The Exotics’ pentatonic approach to the motif of “Casbah” seperates their cut from the others the motif of “Casbah” sepa, as does the combo’s judicious use of a.coustic guitar. The Boss Martians give the Rutles a run for their money with P.F. Sloan’s “Hold On,” copping the early Beatles right down to the minor 9th chord conclusion.
Not to be outdone by The Exotics The Insect Surfers’ rendition of “Zorba The GreeK” covers all the bases from flat out bazouki to “Orange Blossom Special.” The Galaxy Trio do a faithful version of Ennio Morricone’s theme for “A Fistful Of Dollars,” with whammied guitar sustains and military snare hits. Pop Defect’s existential stance on Dudley Moore’s “Bedazzled” creates a futuristic Pulp Fiction atmosphere.
One of the more challenging tracks is The Penetrators’ live take of
“Chariots Of Foam” which captures the impact of Vangelis’ Academy Award winning piece while never straying from Surf ideology,ver straying from Surf ideology. Planet Seven take a spacey roller coaser in their delivery of the “Telestar” flavored “Lara’s Theme” from Doctor Zhivago.
Following Pop Defect’s lead The Neptunas maintain a slightly twisted worldview with their treatment of “Faster Pussycat.” But the grandest, strangest movie of all was saved for last with the effulgent Miss Murgatroid. Creating an aural dreamscape similar to that of sleeping through a poor print of a 30s movie musical. With a voice that sounds like Yoko Ono doing Elizabeth Frasier filtered through heavy water, hovering over the bellowed hum of profoundly effected accordians and other devices, Miss Murgatroid authors a clockwork apparition of vaporous magnitudes. Unlike anything else in the world.
While the Surf realm can quickly become trying to the non-devotee, this compendium satisfies not only for its uniform sound quality throughout, but for the diversity the various contributors bring to the board as well. This trek never becomes a drudge or a bore, but proves instead that every surf is different, each wave. For collectors and lovers of true roots music this recording is a must.
One of the founding members of the Portland Alternative scene, guitarist Arni May, leads the charge; teaming with long time guitarist of note Mark Spangler (Johnny & The Distractions, Nighthawks) and keyboardist Craig Brock to carve sinewy film music for movies unmade.

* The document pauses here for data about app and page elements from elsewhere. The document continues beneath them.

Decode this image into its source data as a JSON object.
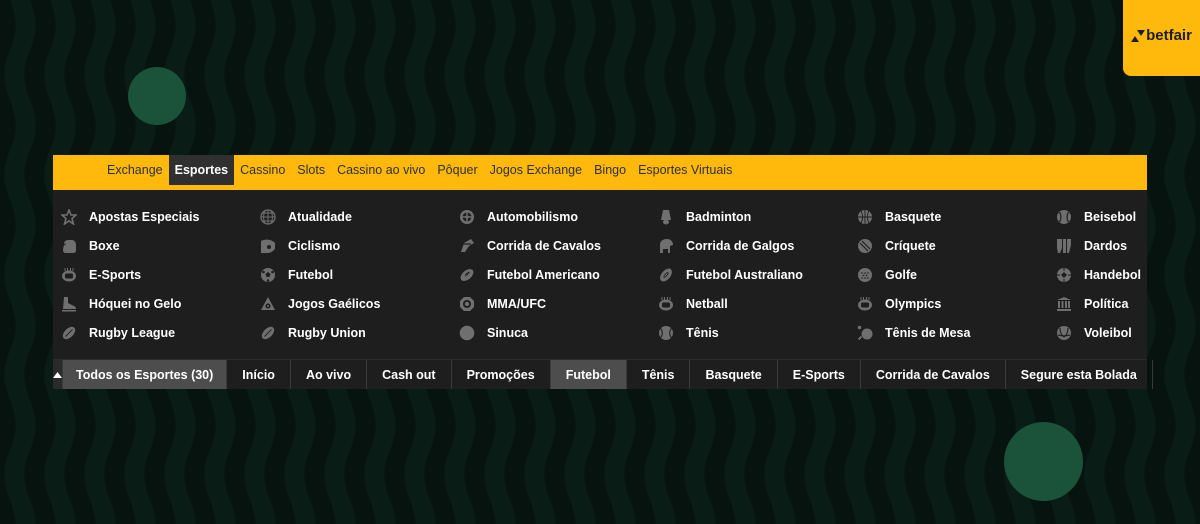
{
  "brand": {
    "name": "betfair",
    "accent_color": "#ffb80c"
  },
  "top_nav": {
    "items": [
      {
        "label": "Exchange",
        "active": false
      },
      {
        "label": "Esportes",
        "active": true
      },
      {
        "label": "Cassino",
        "active": false
      },
      {
        "label": "Slots",
        "active": false
      },
      {
        "label": "Cassino ao vivo",
        "active": false
      },
      {
        "label": "Pôquer",
        "active": false
      },
      {
        "label": "Jogos Exchange",
        "active": false
      },
      {
        "label": "Bingo",
        "active": false
      },
      {
        "label": "Esportes Virtuais",
        "active": false
      }
    ]
  },
  "sports": [
    {
      "label": "Apostas Especiais",
      "icon": "star-icon"
    },
    {
      "label": "Atualidade",
      "icon": "globe-icon"
    },
    {
      "label": "Automobilismo",
      "icon": "steering-wheel-icon"
    },
    {
      "label": "Badminton",
      "icon": "shuttlecock-icon"
    },
    {
      "label": "Basquete",
      "icon": "basketball-icon"
    },
    {
      "label": "Beisebol",
      "icon": "baseball-icon"
    },
    {
      "label": "Boxe",
      "icon": "boxing-glove-icon"
    },
    {
      "label": "Ciclismo",
      "icon": "cycling-helmet-icon"
    },
    {
      "label": "Corrida de Cavalos",
      "icon": "horse-racing-icon"
    },
    {
      "label": "Corrida de Galgos",
      "icon": "greyhound-icon"
    },
    {
      "label": "Críquete",
      "icon": "cricket-ball-icon"
    },
    {
      "label": "Dardos",
      "icon": "darts-icon"
    },
    {
      "label": "E-Sports",
      "icon": "stadium-icon"
    },
    {
      "label": "Futebol",
      "icon": "soccer-ball-icon"
    },
    {
      "label": "Futebol Americano",
      "icon": "american-football-icon"
    },
    {
      "label": "Futebol Australiano",
      "icon": "aussie-football-icon"
    },
    {
      "label": "Golfe",
      "icon": "golf-ball-icon"
    },
    {
      "label": "Handebol",
      "icon": "handball-icon"
    },
    {
      "label": "Hóquei no Gelo",
      "icon": "ice-skate-icon"
    },
    {
      "label": "Jogos Gaélicos",
      "icon": "gaelic-icon"
    },
    {
      "label": "MMA/UFC",
      "icon": "octagon-icon"
    },
    {
      "label": "Netball",
      "icon": "stadium-icon"
    },
    {
      "label": "Olympics",
      "icon": "stadium-icon"
    },
    {
      "label": "Política",
      "icon": "government-building-icon"
    },
    {
      "label": "Rugby League",
      "icon": "rugby-ball-icon"
    },
    {
      "label": "Rugby Union",
      "icon": "rugby-ball-icon"
    },
    {
      "label": "Sinuca",
      "icon": "snooker-ball-icon"
    },
    {
      "label": "Tênis",
      "icon": "tennis-ball-icon"
    },
    {
      "label": "Tênis de Mesa",
      "icon": "table-tennis-icon"
    },
    {
      "label": "Voleibol",
      "icon": "volleyball-icon"
    }
  ],
  "bottom_nav": {
    "toggle_icon": "chevron-up-icon",
    "items": [
      {
        "label": "Todos os Esportes (30)",
        "active": true
      },
      {
        "label": "Início",
        "active": false
      },
      {
        "label": "Ao vivo",
        "active": false
      },
      {
        "label": "Cash out",
        "active": false
      },
      {
        "label": "Promoções",
        "active": false
      },
      {
        "label": "Futebol",
        "active": true
      },
      {
        "label": "Tênis",
        "active": false
      },
      {
        "label": "Basquete",
        "active": false
      },
      {
        "label": "E-Sports",
        "active": false
      },
      {
        "label": "Corrida de Cavalos",
        "active": false
      },
      {
        "label": "Segure esta Bolada",
        "active": false
      }
    ]
  }
}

The Reggae syncopation of “Come Back Bob Marley” yields to the galaxial Satrianisms of “Golden Days Of Hope.” Mark Knopfler’s soundtrack work comes to mind as well, as with the luxuriously ethereal “Kitten Girl.”
“Black Helicopter” kicks off with Brad Larson’s funky basslines over Barry Derlago’s beefy drums. Misty layers of plucky guitars and faded organ tones float around the scene, not unlike an Eric Johnson flight.White Sands Arni’s Fripperesque sustain soars around Mark’s harplike arpeggiated chords on “Private Heaven.” “G-Spot” moves toward a funky Latin feel, aided by Wilton Merritt’s deft conga work, while Spangler’s Roy Buchanan colored solo gives way to a backwards cadenza worthy of Steve Morse. Very cool.
Further funk can be found on “End Times,” while “Two Faces ” traces a Spanish lineage. “Bloodletting” incorporates Sting and Andy Summers onto their palatte of musical coloration, with heavily choused guitars dancing over a hard driving bassline.
Spangler and May have tapped into the ambient guitar wellspring just when Eric Clapton has made his own semi-anonymous leap into the pool. The music this band plays can hold up next to anyone. With a lyricist/vocalist, they could be Steely Dan or Dire Straits. Here again their stylistic choices limit their appeal. But it’s hard not to like Majestic 12. They’re so good.